Researchers from the National Taiwan University and the Eindhoven University of Technology have published a paper on wireless touch interfaces with a difference: their RFTouchPads require no batteries or microcontroller to operate.
"Touch inputs are direct and intuitive," the researchers explain in the paper detailing the technology. "However, the deployment of touch sensors usually requires a signal processing unit (i.e., microcontroller) and a power supply. These extra hardware requirements limit the scalability and flexibility of the touch input deployment in ubiquitous computing applications.
"Solutions that leverage computer vision or radio-frequency identification (RFID) can reduce their hardware requirements. Vision-based solutions use one or more camera(s) to track touch events on a surface. However, such a tracking easily fails in the cases of occlusion. RFID-based solutions use a wireless ultra-high frequency (UHF) reader to track touch events on UHF RFID tags, with the tracking being more resilient to the line-of-sight problems.

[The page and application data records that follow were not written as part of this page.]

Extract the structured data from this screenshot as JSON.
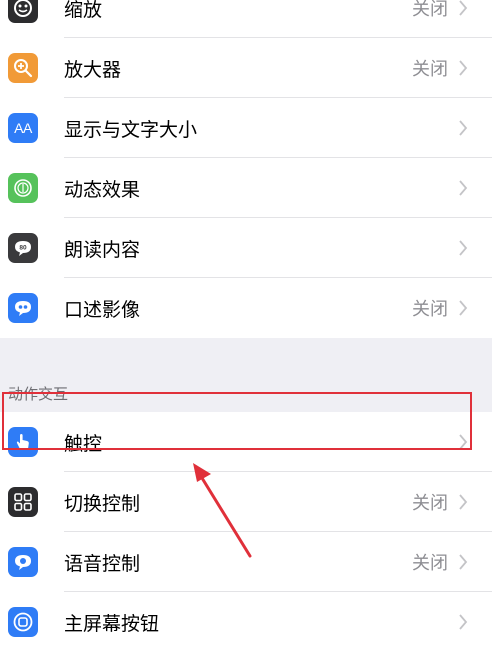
{
  "group1": {
    "items": [
      {
        "label": "缩放",
        "value": "关闭",
        "icon": "zoom-icon",
        "color": "#2c2c2e"
      },
      {
        "label": "放大器",
        "value": "关闭",
        "icon": "magnifier-icon",
        "color": "#f19a37"
      },
      {
        "label": "显示与文字大小",
        "value": "",
        "icon": "text-size-icon",
        "color": "#2f7cf6",
        "icon_text": "AA"
      },
      {
        "label": "动态效果",
        "value": "",
        "icon": "motion-icon",
        "color": "#56c25b"
      },
      {
        "label": "朗读内容",
        "value": "",
        "icon": "speech-icon",
        "color": "#3a3a3c"
      },
      {
        "label": "口述影像",
        "value": "关闭",
        "icon": "audio-description-icon",
        "color": "#2f7cf6"
      }
    ]
  },
  "section2": {
    "header": "动作交互",
    "items": [
      {
        "label": "触控",
        "value": "",
        "icon": "touch-hand-icon",
        "color": "#2f7cf6"
      },
      {
        "label": "切换控制",
        "value": "关闭",
        "icon": "switch-control-icon",
        "color": "#2c2c2e"
      },
      {
        "label": "语音控制",
        "value": "关闭",
        "icon": "voice-control-icon",
        "color": "#2f7cf6"
      },
      {
        "label": "主屏幕按钮",
        "value": "",
        "icon": "home-button-icon",
        "color": "#2f7cf6"
      }
    ]
  },
  "annotation": {
    "highlight_color": "#e0303a"
  }
}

"Multiple RFID tags can be placed nearby each other to enable expressive gesture inputs such as swiping. However, the size of the antenna required for the signal transmission limits the number of possible ways of the deployment of such a solution. For example, the tags cannot be deployed as a two-dimensional (2D) grid that is large and dense enough for capturing fine-grained, less-constrained touch inputs we normally perform on a touchscreen. Hence, the following question arises: how can we enable fine-grained 2D touch inputs on RFID tags so that the scalability and flexibility of the solution remain uncompromised?"
The solution: RFTouchPads, a system of modular hardware designs which require no battery or external power source. The trick: multiple RFID chips connected to an antenna in parallel, but with only one of the endpoints linked. When a finger touches the other endpoint, the antenna circuit is completed and the chip activates — with enough harvested power, the researchers claim, for the touch to be detected on an RFID reader up to two metres (around 6'6") away.
The team's efforts have resulted in two implementations: StickerPad, a flexible 3x3-zone surface which can confirm to curved surfaces including the human body; and TilePad, which allows multiple 3x3 tiles to be connected to expand the sensing area. Neither include a battery, any external wiring, or a microcontroller — the latter differentiating it in cost and simplicity from earlier microcontroller-powered RFID-based touch detection systems.
The team presented its work, which does not yet have a direct path to commercialisation, at the 32nd Annual ACM Symposium on User Interface Software and Technology (UIST '19); the paper is available to download via the ACM Digital Library.